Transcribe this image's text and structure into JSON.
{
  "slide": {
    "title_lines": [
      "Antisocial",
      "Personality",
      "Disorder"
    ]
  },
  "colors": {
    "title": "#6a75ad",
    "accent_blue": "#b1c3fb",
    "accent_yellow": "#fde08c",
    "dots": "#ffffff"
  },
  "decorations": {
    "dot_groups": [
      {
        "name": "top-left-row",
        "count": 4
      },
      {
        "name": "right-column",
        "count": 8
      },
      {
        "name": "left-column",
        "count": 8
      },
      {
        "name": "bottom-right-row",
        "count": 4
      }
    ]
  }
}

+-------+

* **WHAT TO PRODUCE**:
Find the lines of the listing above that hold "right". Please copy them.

* **WRITTEN ANSWER**:
        "name": "right-column",
        "name": "bottom-right-row",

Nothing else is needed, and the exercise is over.